passage Definition

  • 1the act or process of moving through, under, over, or past something on the way from one place to another
  • 2a long narrow space that connects one place to another
  • 3a section of a written work or speech dealing with a particular point or idea

Using passage: Examples

Take a moment to familiarize yourself with how "passage" can be used in various situations through the following examples!

  • Example

    The passage of time is inevitable.

  • Example

    The passage between the two buildings was dark and narrow.

  • Example

    The passage in the book describes the character's childhood.

  • Example

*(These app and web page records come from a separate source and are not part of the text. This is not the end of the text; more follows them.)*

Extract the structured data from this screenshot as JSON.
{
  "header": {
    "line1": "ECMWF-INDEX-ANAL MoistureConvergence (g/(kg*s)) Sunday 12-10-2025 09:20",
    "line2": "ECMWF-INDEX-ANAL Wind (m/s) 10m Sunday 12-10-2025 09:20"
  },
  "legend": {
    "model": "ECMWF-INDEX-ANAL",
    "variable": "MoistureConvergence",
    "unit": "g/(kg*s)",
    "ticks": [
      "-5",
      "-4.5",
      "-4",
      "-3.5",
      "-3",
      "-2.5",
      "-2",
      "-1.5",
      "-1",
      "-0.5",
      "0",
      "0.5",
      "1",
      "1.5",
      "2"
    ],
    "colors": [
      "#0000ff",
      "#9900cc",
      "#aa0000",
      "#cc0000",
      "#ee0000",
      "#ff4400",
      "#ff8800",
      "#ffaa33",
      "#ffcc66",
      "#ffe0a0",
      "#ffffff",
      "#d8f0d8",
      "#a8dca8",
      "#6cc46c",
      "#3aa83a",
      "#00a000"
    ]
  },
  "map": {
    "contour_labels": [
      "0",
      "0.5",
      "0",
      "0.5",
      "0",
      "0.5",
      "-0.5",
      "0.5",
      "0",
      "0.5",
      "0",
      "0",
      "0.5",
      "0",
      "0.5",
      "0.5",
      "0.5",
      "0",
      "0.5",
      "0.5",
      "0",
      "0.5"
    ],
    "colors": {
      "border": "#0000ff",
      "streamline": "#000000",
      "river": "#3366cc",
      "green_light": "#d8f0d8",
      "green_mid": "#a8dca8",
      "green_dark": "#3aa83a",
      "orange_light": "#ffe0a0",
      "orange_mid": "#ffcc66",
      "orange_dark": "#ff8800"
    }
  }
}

    The passage of the bill was met with mixed reactions.

  • Example

    The passage of air through the lungs is necessary for breathing.

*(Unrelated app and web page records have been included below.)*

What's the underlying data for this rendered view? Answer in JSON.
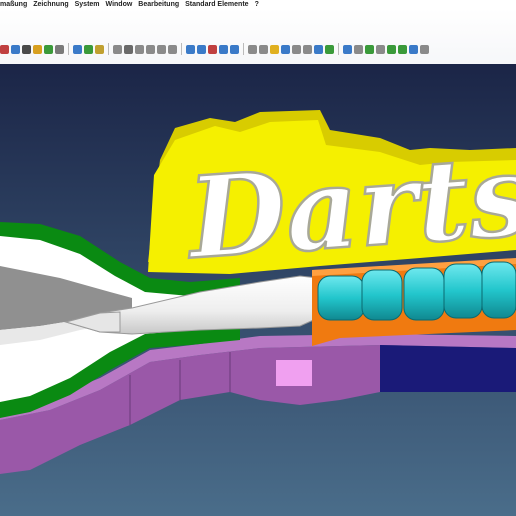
{
  "menu": {
    "items": [
      "maßung",
      "Zeichnung",
      "System",
      "Window",
      "Bearbeitung",
      "Standard Elemente",
      "?"
    ]
  },
  "toolbar": {
    "icons": [
      {
        "name": "hand-icon",
        "color": "#c04040"
      },
      {
        "name": "rotate-icon",
        "color": "#3a7ac8"
      },
      {
        "name": "zoom-icon",
        "color": "#4a4a4a"
      },
      {
        "name": "color-wheel-icon",
        "color": "#d8a020"
      },
      {
        "name": "shade-icon",
        "color": "#3a9a3a"
      },
      {
        "name": "render-icon",
        "color": "#7a7a7a"
      },
      {
        "name": "pan-icon",
        "color": "#3a7ac8"
      },
      {
        "name": "select-icon",
        "color": "#3a9a3a"
      },
      {
        "name": "fit-icon",
        "color": "#c0a030"
      },
      {
        "name": "cube-icon",
        "color": "#8a8a8a"
      },
      {
        "name": "box-icon",
        "color": "#6a6a6a"
      },
      {
        "name": "cylinder-icon",
        "color": "#8a8a8a"
      },
      {
        "name": "cone-icon",
        "color": "#8a8a8a"
      },
      {
        "name": "sphere-icon",
        "color": "#8a8a8a"
      },
      {
        "name": "torus-icon",
        "color": "#8a8a8a"
      },
      {
        "name": "move-icon",
        "color": "#3a7ac8"
      },
      {
        "name": "copy-icon",
        "color": "#3a7ac8"
      },
      {
        "name": "mirror-icon",
        "color": "#c04040"
      },
      {
        "name": "boolean-icon",
        "color": "#3a7ac8"
      },
      {
        "name": "cut-icon",
        "color": "#3a7ac8"
      },
      {
        "name": "layer-icon",
        "color": "#8a8a8a"
      },
      {
        "name": "group-icon",
        "color": "#8a8a8a"
      },
      {
        "name": "highlight-icon",
        "color": "#e0b020"
      },
      {
        "name": "properties-icon",
        "color": "#3a7ac8"
      },
      {
        "name": "list-icon",
        "color": "#8a8a8a"
      },
      {
        "name": "grid-icon",
        "color": "#8a8a8a"
      },
      {
        "name": "image-icon",
        "color": "#3a7ac8"
      },
      {
        "name": "globe-icon",
        "color": "#3a9a3a"
      },
      {
        "name": "arrow-icon",
        "color": "#3a7ac8"
      },
      {
        "name": "align-icon",
        "color": "#8a8a8a"
      },
      {
        "name": "snap-icon",
        "color": "#3a9a3a"
      },
      {
        "name": "measure-icon",
        "color": "#8a8a8a"
      },
      {
        "name": "pen-icon",
        "color": "#3a9a3a"
      },
      {
        "name": "check-icon",
        "color": "#3a9a3a"
      },
      {
        "name": "tag-icon",
        "color": "#3a7ac8"
      },
      {
        "name": "settings-icon",
        "color": "#8a8a8a"
      }
    ]
  },
  "viewport": {
    "background_top": "#1b2547",
    "background_bottom": "#4a6d8a",
    "sign_text": "Darts",
    "colors": {
      "sign_plate": "#f5f000",
      "sign_plate_side": "#d8cc00",
      "letters": "#ffffff",
      "letters_outline": "#b0b0a0",
      "frame_green": "#0a8a12",
      "base_purple": "#9a58a8",
      "pink": "#f0a0f0",
      "dart_barrel": "#22c6cc",
      "dart_holder": "#f07a10",
      "navy": "#1a1a78",
      "dart_white": "#f4f4f4",
      "gray": "#909090"
    }
  }
}
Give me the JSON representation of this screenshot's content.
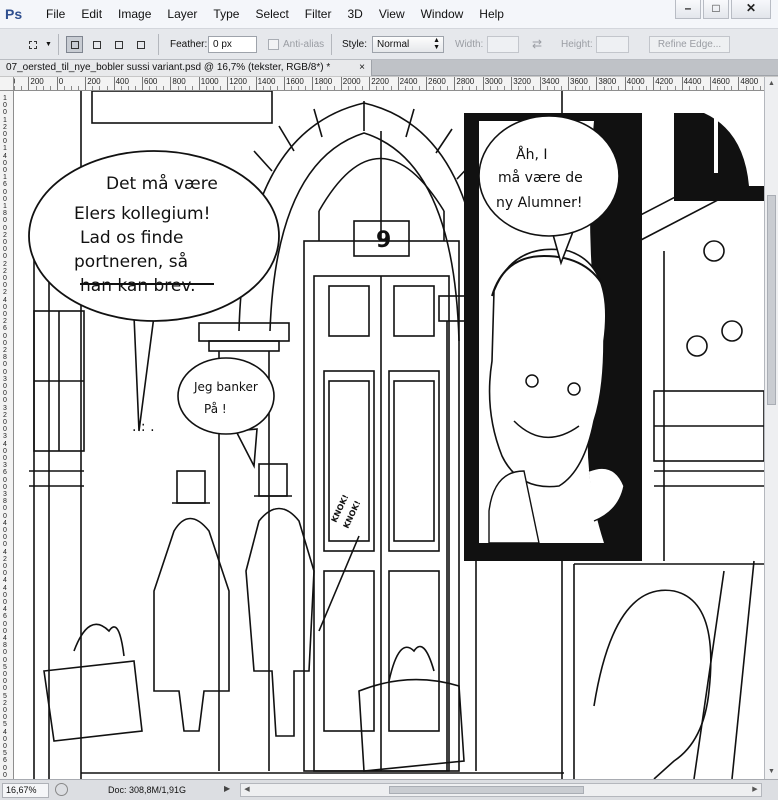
{
  "app": {
    "logo": "Ps",
    "menus": [
      "File",
      "Edit",
      "Image",
      "Layer",
      "Type",
      "Select",
      "Filter",
      "3D",
      "View",
      "Window",
      "Help"
    ],
    "window_controls": {
      "minimize": "–",
      "maximize": "□",
      "close": "✕"
    }
  },
  "options": {
    "feather_label": "Feather:",
    "feather_value": "0 px",
    "antialias_label": "Anti-alias",
    "style_label": "Style:",
    "style_value": "Normal",
    "width_label": "Width:",
    "height_label": "Height:",
    "refine_label": "Refine Edge..."
  },
  "document": {
    "tab_title": "07_oersted_til_nye_bobler sussi variant.psd @ 16,7% (tekster, RGB/8*) *",
    "tab_close": "×"
  },
  "ruler": {
    "top_labels": [
      "400",
      "200",
      "0",
      "200",
      "400",
      "600",
      "800",
      "1000",
      "1200",
      "1400",
      "1600",
      "1800",
      "2000",
      "2200",
      "2400",
      "2600",
      "2800",
      "3000",
      "3200",
      "3400",
      "3600",
      "3800",
      "4000",
      "4200",
      "4400",
      "4600",
      "4800"
    ],
    "left_labels": [
      "1",
      "0",
      "0",
      "1",
      "2",
      "0",
      "0",
      "1",
      "4",
      "0",
      "0",
      "1",
      "6",
      "0",
      "0",
      "1",
      "8",
      "0",
      "0",
      "2",
      "0",
      "0",
      "0",
      "2",
      "2",
      "0",
      "0",
      "2",
      "4",
      "0",
      "0",
      "2",
      "6",
      "0",
      "0",
      "2",
      "8",
      "0",
      "0",
      "3",
      "0",
      "0",
      "0",
      "3",
      "2",
      "0",
      "0",
      "3",
      "4",
      "0",
      "0",
      "3",
      "6",
      "0",
      "0",
      "3",
      "8",
      "0",
      "0",
      "4",
      "0",
      "0",
      "0",
      "4",
      "2",
      "0",
      "0",
      "4",
      "4",
      "0",
      "0",
      "4",
      "6",
      "0",
      "0",
      "4",
      "8",
      "0",
      "0",
      "5",
      "0",
      "0",
      "0",
      "5",
      "2",
      "0",
      "0",
      "5",
      "4",
      "0",
      "0",
      "5",
      "6",
      "0",
      "0"
    ]
  },
  "comic": {
    "bubble1": [
      "Det må være",
      "Elers kollegium!",
      "Lad os  finde",
      "portneren, så",
      "han kan  brev."
    ],
    "bubble2": [
      "Jeg banker",
      "På  !"
    ],
    "bubble3": [
      "Åh, I",
      "må være de",
      "ny Alumner!"
    ],
    "door_number": "9",
    "sfx": [
      "KNOK!",
      "KNOK!"
    ],
    "dots": ". : ."
  },
  "status": {
    "zoom": "16,67%",
    "doc": "Doc: 308,8M/1,91G",
    "arrow": "▶"
  }
}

passage Synonyms and Antonyms

Antonyms for passage

Idioms Using passage

  • to travel by boat or ship


    They made passage across the Atlantic in just under two weeks.

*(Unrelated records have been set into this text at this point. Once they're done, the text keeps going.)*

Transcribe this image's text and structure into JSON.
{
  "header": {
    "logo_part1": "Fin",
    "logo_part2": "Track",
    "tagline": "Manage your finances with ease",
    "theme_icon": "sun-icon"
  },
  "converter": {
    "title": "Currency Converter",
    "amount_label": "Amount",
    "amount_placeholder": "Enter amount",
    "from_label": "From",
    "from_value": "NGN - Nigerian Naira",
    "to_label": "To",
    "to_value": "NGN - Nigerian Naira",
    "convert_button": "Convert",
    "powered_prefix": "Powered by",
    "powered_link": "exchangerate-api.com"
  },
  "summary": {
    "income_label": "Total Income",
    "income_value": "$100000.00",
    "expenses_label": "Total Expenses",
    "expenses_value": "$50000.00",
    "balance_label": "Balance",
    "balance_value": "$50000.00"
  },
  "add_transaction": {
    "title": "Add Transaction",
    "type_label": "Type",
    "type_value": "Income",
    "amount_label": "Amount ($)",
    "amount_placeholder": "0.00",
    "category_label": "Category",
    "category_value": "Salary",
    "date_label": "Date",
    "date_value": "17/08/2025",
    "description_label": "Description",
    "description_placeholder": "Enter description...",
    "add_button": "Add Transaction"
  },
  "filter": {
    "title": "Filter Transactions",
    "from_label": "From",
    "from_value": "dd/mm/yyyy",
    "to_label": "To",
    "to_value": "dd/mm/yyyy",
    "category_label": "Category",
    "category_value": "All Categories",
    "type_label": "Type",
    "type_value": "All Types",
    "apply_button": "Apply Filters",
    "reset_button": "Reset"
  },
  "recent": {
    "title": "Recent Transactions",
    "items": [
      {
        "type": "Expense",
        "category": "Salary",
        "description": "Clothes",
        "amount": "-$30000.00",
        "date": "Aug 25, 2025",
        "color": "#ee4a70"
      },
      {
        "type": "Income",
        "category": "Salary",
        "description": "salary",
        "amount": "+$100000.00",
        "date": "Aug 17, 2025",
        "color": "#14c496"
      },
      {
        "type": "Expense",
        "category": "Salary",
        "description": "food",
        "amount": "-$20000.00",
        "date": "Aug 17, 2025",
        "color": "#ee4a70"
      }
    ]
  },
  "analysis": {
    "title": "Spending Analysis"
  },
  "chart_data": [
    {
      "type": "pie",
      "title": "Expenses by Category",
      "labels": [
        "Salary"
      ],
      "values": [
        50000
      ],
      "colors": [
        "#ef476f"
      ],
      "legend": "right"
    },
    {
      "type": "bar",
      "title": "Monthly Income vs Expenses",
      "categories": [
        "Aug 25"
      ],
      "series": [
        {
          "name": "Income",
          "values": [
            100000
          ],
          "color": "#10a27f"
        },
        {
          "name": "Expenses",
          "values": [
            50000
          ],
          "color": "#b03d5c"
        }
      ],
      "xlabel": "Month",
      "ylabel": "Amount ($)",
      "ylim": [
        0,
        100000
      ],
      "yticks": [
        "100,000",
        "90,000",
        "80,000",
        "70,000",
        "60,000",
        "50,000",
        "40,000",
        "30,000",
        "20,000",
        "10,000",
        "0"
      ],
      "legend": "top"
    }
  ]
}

  • to pay for transportation, especially by boat or ship


    Many immigrants had to work for years to pay the passage to America.

  • to allow someone to pass through or enter a place


    The guard granted passage to the ambassador.

Phrases with passage

  • a ritual or event marking an important stage in someone's life, especially adolescence


    Graduating from high school is a right of passage for many teenagers.

  • a medieval term for a formal combat with swords or lances


    The passage of arms was a popular form of entertainment in the Middle Ages.

  • passage of play

    a sequence of events in a game or sport


    The passage of play leading up to the goal was impressive.

Origins of passage

from Old French 'passage', from passer 'to pass'


Summary: passage in Brief

The term 'passage' [ˈpæsɪdʒ] refers to the act of moving through something, a narrow space connecting places, or a section of a written work or speech. It can describe the flow of time, air, or legislation, as well as physical movement. Phrases like 'right of passage' and 'passage of arms' denote significant events or rituals, while idioms like 'make passage' and 'pay the passage' describe modes of transportation.

How do native speakers use this expression?